■ Prompt ■
Report the tally of lines featuring the word "Your" in the entries below, without anything else.

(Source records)
───
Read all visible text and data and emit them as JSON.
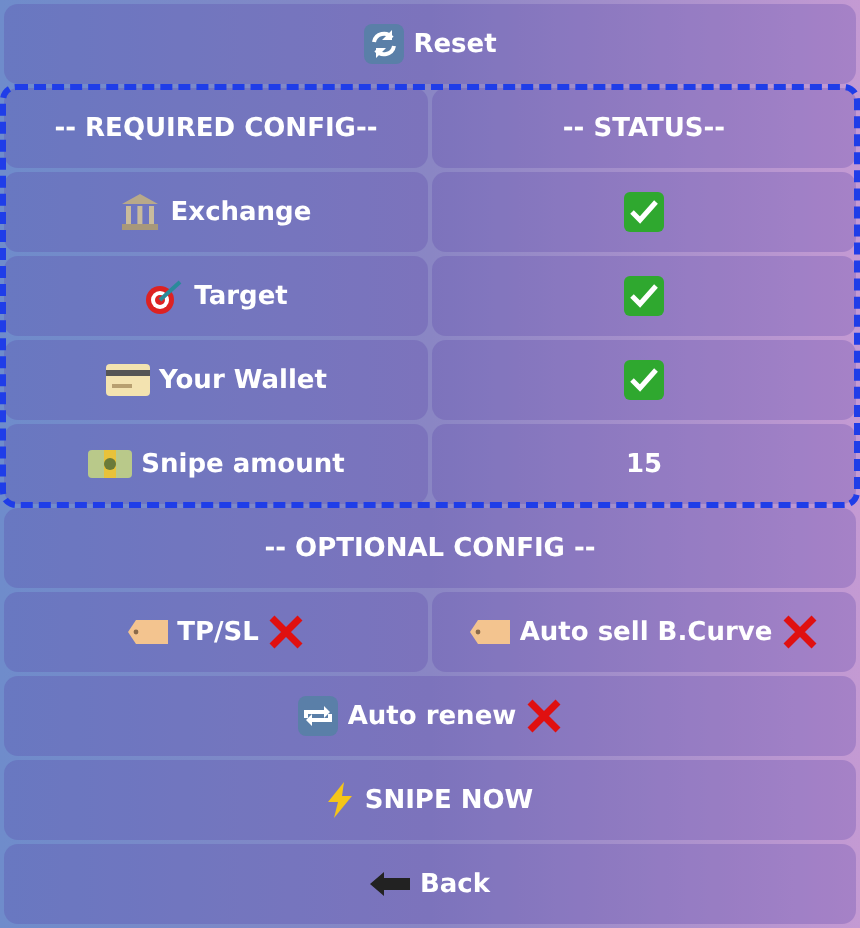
{
  "reset_button": {
    "label": "Reset"
  },
  "required_config": {
    "headers": [
      "-- REQUIRED CONFIG--",
      "-- STATUS--"
    ],
    "rows": [
      {
        "label": "Exchange",
        "status": {
          "kind": "check"
        }
      },
      {
        "label": "Target",
        "status": {
          "kind": "check"
        }
      },
      {
        "label": "Your Wallet",
        "status": {
          "kind": "check"
        }
      },
      {
        "label": "Snipe amount",
        "status": {
          "kind": "text",
          "text": "15"
        }
      }
    ]
  },
  "optional_config": {
    "header": "-- OPTIONAL CONFIG --",
    "options": [
      {
        "label": "TP/SL",
        "enabled": false
      },
      {
        "label": "Auto sell B.Curve",
        "enabled": false
      }
    ],
    "auto_renew": {
      "label": "Auto renew",
      "enabled": false
    }
  },
  "snipe_button": {
    "label": "SNIPE NOW"
  },
  "back_button": {
    "label": "Back"
  }
}
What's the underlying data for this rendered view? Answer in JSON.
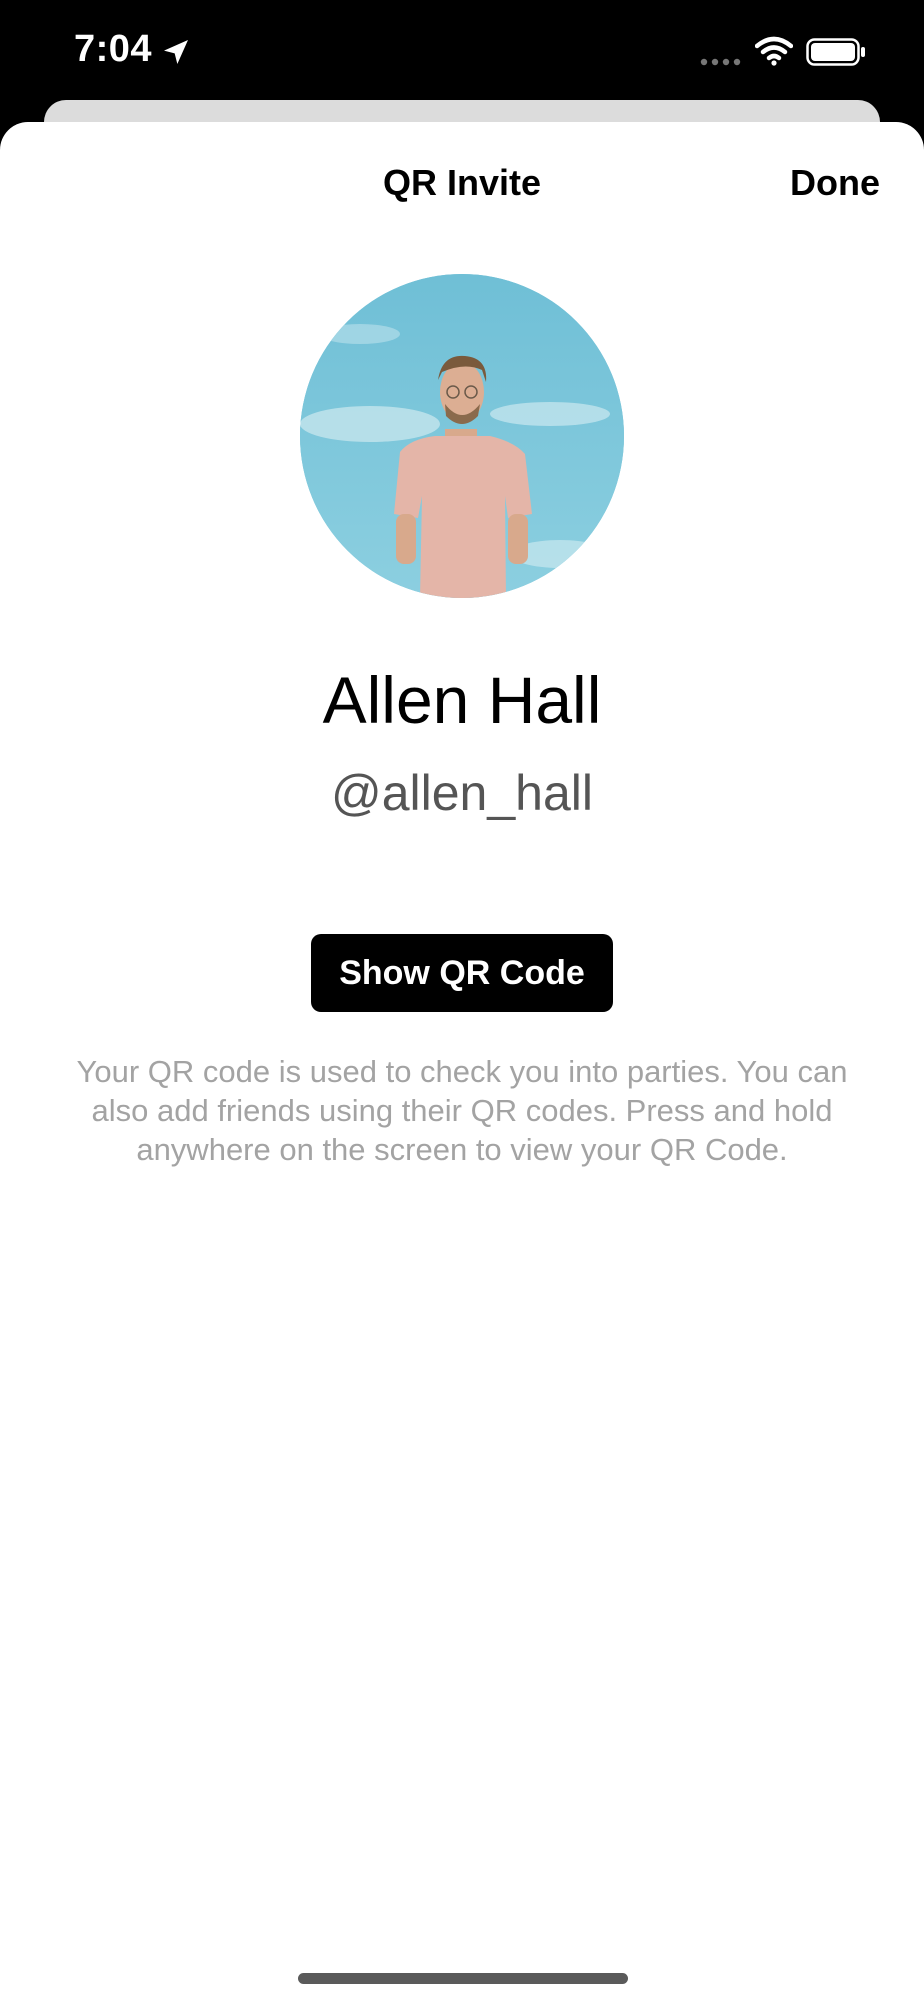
{
  "status_bar": {
    "time": "7:04",
    "icons": [
      "location-arrow-icon",
      "signal-icon",
      "wifi-icon",
      "battery-icon"
    ]
  },
  "sheet": {
    "title": "QR Invite",
    "done_label": "Done"
  },
  "profile": {
    "name": "Allen Hall",
    "handle": "@allen_hall",
    "avatar_icon": "profile-photo"
  },
  "qr": {
    "button_label": "Show QR Code",
    "description": "Your QR code is used to check you into parties. You can also add friends using their QR codes. Press and hold anywhere on the screen to view your QR Code."
  },
  "colors": {
    "accent": "#000000",
    "secondary_text": "#555555",
    "muted_text": "#a3a3a3",
    "avatar_sky": "#79c3d7"
  }
}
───
■ Response to the task ■
2